“I was coming down the home straight, we were not far away and you can see how close it is. That is encouraging. We will work hard and aim to come back even stronger.”
Following that interview, Sharp was subject to a wave of online abuse over social media, many from furious South Africans who came up with the hashtag #HandsOffCaster along with fellow British people, both branding her a ‘sore loser’ and a ‘racist’. Neither of which, to me personally, seem fair.
The allegations of her being racist, I found incredibly disheartening and made me lose faith slightly in humanity. The issue was elevated testosterone levels, not race, it just so happens the medalists this year were all of African origin, and the remaining finalists Caucasian. How that makes Sharp a racist, I’ll never quite understand.

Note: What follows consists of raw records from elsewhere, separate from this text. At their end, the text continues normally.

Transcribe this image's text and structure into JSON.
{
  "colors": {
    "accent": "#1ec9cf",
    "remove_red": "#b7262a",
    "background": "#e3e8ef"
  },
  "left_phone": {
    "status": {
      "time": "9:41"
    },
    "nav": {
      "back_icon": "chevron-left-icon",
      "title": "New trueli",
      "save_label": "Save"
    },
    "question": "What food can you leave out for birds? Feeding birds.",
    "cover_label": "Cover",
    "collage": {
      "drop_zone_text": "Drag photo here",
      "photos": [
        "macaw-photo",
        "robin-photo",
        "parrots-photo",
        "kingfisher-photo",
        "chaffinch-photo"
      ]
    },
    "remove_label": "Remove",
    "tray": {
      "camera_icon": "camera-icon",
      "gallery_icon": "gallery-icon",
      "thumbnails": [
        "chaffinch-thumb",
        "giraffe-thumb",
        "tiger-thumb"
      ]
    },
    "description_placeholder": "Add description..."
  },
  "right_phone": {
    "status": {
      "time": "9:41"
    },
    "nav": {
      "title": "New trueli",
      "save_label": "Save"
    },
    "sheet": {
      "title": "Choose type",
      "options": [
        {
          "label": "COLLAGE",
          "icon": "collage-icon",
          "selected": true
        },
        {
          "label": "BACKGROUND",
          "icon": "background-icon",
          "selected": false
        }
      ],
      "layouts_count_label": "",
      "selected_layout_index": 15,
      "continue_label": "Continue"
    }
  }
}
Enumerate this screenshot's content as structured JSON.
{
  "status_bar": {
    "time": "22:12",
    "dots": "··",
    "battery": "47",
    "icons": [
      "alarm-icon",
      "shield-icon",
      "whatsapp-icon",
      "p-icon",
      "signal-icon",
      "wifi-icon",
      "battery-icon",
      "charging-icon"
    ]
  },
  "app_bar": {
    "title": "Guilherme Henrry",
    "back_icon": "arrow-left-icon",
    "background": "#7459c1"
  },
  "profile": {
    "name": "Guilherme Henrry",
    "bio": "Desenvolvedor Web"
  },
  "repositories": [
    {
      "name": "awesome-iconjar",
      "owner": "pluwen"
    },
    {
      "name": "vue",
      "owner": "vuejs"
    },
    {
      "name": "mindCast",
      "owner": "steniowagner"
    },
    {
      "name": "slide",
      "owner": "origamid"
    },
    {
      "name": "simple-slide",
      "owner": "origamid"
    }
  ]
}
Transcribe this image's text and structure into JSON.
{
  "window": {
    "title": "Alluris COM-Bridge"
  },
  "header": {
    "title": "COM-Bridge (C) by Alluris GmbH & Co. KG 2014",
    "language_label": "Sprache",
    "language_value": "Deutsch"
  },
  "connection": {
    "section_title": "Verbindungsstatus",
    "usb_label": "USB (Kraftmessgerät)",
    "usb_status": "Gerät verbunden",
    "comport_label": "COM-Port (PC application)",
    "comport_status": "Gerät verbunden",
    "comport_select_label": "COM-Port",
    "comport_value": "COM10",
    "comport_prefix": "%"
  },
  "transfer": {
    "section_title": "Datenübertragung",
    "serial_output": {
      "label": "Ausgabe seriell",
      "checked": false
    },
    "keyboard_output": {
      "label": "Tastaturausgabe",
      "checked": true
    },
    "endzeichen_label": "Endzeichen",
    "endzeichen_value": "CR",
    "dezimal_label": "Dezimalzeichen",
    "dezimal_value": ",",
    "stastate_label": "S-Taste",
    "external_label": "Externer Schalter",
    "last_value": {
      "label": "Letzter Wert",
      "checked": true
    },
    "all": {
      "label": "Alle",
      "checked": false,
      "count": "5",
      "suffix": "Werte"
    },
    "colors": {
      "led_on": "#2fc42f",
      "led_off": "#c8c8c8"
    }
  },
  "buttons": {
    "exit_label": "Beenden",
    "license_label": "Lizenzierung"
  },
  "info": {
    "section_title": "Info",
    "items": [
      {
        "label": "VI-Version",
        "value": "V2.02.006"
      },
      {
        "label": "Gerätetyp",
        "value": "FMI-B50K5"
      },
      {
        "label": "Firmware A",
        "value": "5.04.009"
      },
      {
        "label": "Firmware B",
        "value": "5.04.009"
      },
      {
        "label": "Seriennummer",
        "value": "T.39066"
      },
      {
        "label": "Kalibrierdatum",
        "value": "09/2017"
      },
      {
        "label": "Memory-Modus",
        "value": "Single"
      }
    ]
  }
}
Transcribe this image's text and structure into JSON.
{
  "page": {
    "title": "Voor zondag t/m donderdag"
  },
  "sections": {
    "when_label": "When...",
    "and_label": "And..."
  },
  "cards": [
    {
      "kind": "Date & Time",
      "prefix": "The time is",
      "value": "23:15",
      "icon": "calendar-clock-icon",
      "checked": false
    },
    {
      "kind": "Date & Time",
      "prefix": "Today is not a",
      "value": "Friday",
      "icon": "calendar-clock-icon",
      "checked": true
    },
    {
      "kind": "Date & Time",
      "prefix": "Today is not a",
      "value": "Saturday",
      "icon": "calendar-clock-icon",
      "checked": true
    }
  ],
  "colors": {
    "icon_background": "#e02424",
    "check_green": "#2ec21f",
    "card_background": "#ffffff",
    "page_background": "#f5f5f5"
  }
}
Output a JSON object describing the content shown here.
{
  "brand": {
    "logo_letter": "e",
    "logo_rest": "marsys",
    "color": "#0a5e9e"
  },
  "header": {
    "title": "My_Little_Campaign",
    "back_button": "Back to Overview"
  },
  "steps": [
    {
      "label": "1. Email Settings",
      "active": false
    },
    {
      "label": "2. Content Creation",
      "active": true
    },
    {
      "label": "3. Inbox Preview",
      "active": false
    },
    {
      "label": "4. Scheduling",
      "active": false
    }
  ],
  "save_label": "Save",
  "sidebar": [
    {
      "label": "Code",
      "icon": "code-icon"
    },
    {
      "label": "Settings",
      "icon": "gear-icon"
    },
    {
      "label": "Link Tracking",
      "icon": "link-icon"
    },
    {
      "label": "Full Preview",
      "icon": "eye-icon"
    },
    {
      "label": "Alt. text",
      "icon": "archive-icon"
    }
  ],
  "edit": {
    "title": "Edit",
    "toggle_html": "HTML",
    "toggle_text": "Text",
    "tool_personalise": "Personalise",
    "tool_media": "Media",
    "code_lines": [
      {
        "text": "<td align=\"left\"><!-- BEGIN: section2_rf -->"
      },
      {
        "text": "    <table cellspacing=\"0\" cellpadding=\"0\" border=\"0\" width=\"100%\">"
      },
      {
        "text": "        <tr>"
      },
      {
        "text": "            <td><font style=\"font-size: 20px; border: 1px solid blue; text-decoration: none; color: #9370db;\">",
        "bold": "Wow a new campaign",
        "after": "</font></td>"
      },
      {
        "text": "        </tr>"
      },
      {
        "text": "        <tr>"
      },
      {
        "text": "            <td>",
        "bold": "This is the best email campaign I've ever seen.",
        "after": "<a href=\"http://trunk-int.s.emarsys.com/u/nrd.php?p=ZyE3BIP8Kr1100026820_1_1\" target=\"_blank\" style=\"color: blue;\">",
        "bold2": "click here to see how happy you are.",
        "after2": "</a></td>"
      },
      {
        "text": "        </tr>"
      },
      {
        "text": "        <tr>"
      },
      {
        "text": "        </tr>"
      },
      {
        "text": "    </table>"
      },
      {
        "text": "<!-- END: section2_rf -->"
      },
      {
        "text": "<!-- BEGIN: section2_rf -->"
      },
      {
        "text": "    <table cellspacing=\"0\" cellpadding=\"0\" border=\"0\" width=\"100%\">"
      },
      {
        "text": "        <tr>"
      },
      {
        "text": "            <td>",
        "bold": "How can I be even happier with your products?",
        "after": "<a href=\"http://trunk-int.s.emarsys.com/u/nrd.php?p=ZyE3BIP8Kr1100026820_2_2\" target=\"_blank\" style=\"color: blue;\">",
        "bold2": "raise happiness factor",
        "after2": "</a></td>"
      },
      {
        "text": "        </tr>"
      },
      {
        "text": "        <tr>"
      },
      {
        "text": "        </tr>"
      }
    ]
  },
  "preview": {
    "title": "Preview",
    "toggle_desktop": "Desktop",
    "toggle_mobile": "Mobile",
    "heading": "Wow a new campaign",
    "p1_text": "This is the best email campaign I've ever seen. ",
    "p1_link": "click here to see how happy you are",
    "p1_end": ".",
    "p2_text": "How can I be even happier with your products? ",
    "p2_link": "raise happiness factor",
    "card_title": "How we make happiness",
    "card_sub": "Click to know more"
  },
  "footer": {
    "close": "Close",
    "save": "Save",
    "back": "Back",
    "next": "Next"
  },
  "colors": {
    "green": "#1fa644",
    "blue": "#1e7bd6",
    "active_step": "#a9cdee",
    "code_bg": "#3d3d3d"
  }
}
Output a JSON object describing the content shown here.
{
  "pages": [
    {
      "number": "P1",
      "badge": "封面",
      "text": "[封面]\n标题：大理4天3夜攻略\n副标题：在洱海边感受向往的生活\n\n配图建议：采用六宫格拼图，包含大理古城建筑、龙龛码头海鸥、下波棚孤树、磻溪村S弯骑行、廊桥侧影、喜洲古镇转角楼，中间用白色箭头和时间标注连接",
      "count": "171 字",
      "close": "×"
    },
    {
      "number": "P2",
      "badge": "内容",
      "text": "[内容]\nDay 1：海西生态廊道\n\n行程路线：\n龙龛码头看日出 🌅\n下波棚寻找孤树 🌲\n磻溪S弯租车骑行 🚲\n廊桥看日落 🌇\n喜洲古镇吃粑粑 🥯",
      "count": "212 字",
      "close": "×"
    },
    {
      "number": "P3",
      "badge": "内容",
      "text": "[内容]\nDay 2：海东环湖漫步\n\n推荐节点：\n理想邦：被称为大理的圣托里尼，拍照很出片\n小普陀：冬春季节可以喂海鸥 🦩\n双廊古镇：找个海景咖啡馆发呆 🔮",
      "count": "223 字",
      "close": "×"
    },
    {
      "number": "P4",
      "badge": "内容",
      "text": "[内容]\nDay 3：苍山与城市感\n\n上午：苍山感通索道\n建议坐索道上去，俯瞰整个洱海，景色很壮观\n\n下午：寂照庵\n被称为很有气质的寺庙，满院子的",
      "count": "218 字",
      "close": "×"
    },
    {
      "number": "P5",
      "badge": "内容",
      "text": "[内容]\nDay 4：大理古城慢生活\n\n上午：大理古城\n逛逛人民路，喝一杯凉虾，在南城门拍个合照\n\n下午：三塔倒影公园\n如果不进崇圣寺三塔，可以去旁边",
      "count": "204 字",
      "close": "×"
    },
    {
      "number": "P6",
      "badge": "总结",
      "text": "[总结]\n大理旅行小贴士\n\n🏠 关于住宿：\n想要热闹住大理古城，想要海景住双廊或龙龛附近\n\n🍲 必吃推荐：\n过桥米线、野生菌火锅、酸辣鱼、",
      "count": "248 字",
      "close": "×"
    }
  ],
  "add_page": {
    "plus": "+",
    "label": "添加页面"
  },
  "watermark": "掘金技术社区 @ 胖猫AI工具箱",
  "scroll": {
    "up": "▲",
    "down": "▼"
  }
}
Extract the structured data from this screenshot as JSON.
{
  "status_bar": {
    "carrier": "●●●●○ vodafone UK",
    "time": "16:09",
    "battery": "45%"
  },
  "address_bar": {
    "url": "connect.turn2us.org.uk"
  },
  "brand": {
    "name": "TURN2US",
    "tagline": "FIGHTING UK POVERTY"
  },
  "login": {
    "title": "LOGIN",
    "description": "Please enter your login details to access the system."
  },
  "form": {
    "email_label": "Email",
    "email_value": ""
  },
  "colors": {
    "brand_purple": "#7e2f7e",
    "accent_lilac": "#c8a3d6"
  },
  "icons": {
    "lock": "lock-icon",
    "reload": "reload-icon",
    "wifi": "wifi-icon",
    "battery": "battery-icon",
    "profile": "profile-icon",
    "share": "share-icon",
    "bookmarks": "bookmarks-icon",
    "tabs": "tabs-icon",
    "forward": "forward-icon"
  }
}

And in regard to her being a ‘sore loser’, she just finished an Olympic final, emotions everywhere, having run the fastest she’s ever ran and then be interviewed, tears are hardly surprising.
I personally felt Sharp had come across as diplomatic and it has to be said, that had the prior mentioned ruling remained in place, Sharp could be calling herself an Olympic medalist right now.
To conclude, the truth is Caster Semenya is the rightful Olympic champion and I am incredibly happy for her, after what must be and extremely hard few years. The losers in this are all the athletes, both with normal and elevated testosterone levels, and the IAAF and CAS need to put this issue to bed, with a concrete and clear cut set of rules for these athletes, whatever they may be.
This post is not to attack or support Semenya, but to merely show support for Sharp and the other side of a very complex story, that is far from finished.